Compare this incident of machine building with Locke’s attempts to construct a trebuchet that will break into a mysterious hatch. In some ways, although Locke has now professed a belief in the will of the island, his actions demonstrate a failure to understand that fate cannot be forced; had Locke actually internalized this message, he would most likely not have even attempted a trebuchet in the first place. Although Locke later fully embodies the Man of Faith, we see that he is still growing at this point in the series. Fittingly, the trebuchet not only collapses but also physically injures Locke—the island is taking back the mobility it had bestowed. However, rather than view this as a punitive gesture, we can understand that the island is instead arguably attempting to teach Locke a larger lesson that only beings to manifest at the end of the episode as he struggles to carry Boone back to camp despite his weakened legs: our limitations can be overcome but we must be willing to exert effort.

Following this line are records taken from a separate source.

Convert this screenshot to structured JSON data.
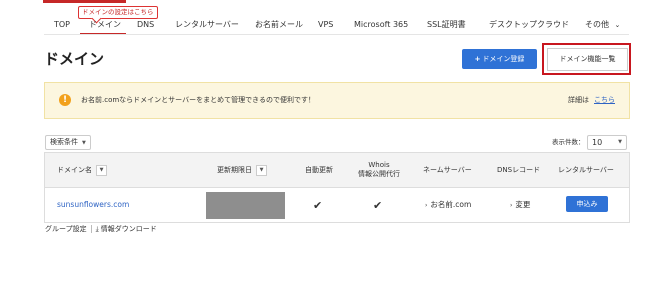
{
  "tooltip": {
    "text": "ドメインの設定はこちら"
  },
  "nav": {
    "items": [
      {
        "label": "TOP"
      },
      {
        "label": "ドメイン"
      },
      {
        "label": "DNS"
      },
      {
        "label": "レンタルサーバー"
      },
      {
        "label": "お名前メール"
      },
      {
        "label": "VPS"
      },
      {
        "label": "Microsoft 365"
      },
      {
        "label": "SSL証明書"
      },
      {
        "label": "デスクトップクラウド"
      },
      {
        "label": "その他"
      }
    ],
    "more_caret": "⌄",
    "active_color": "#c62828"
  },
  "page": {
    "title": "ドメイン"
  },
  "actions": {
    "register_label": "ドメイン登録",
    "register_icon": "plus-icon",
    "functions_label": "ドメイン機能一覧",
    "primary_color": "#2f72d6"
  },
  "notice": {
    "icon": "info-icon",
    "text": "お名前.comならドメインとサーバーをまとめて管理できるので便利です！",
    "detail_prefix": "詳細は",
    "detail_link": "こちら"
  },
  "filter": {
    "label": "検索条件"
  },
  "pagination": {
    "per_page_label": "表示件数：",
    "per_page_value": "10"
  },
  "table": {
    "columns": {
      "domain": "ドメイン名",
      "expiry": "更新期限日",
      "auto_renew": "自動更新",
      "whois_line1": "Whois",
      "whois_line2": "情報公開代行",
      "nameserver": "ネームサーバー",
      "dns": "DNSレコード",
      "rental": "レンタルサーバー"
    },
    "rows": [
      {
        "domain": "sunsunflowers.com",
        "nameserver": "お名前.com",
        "dns": "変更",
        "apply": "申込み"
      }
    ]
  },
  "footer": {
    "group_settings": "グループ設定",
    "download": "情報ダウンロード"
  }
}
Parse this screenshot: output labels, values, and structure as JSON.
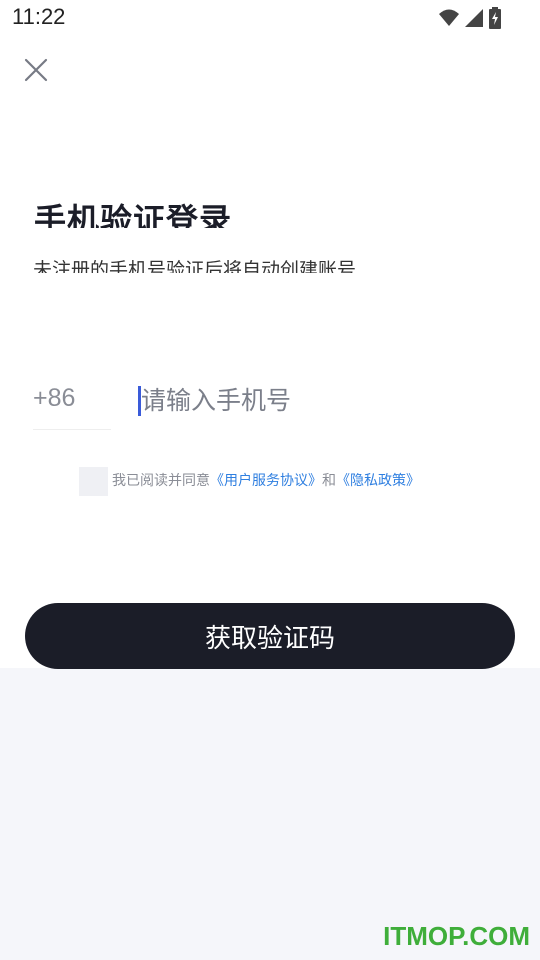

 Along with Jack, Locke’s actions support the ongoing series conflict between Science and Faith. In “Deus Ex Machina” Jack demonstrates the dominance of Science through his diagnosis of Sawyer’s hyperopic vision (i.e., Science is one path to the truth) and the equation of phantom smells with a brain tumor, which builds upon Emily’s (Locke’s mother) schizophrenic condition and the notion that hallucinations and irrationality are negative qualities. Contrast this subplot with the validation of Locke’s dream and we begin to see the virtually invisible ways that the episode weaves together competing ideologies.
 Whether in the form of a mind-control ray, manipulation, enchantment, mesmerism, being a slave to fate, Haitian zombies, possession, or being bound to a wheelchair, we continuously encounter the same themes; the manifestations vary with each telling but they all partially speak to a latent fear of losing our free will and our personal sense of agency. This is, I feel, such an issue for us because we have developed in a society that ascribes to Individualism—there is, in fact, an “us” to lose.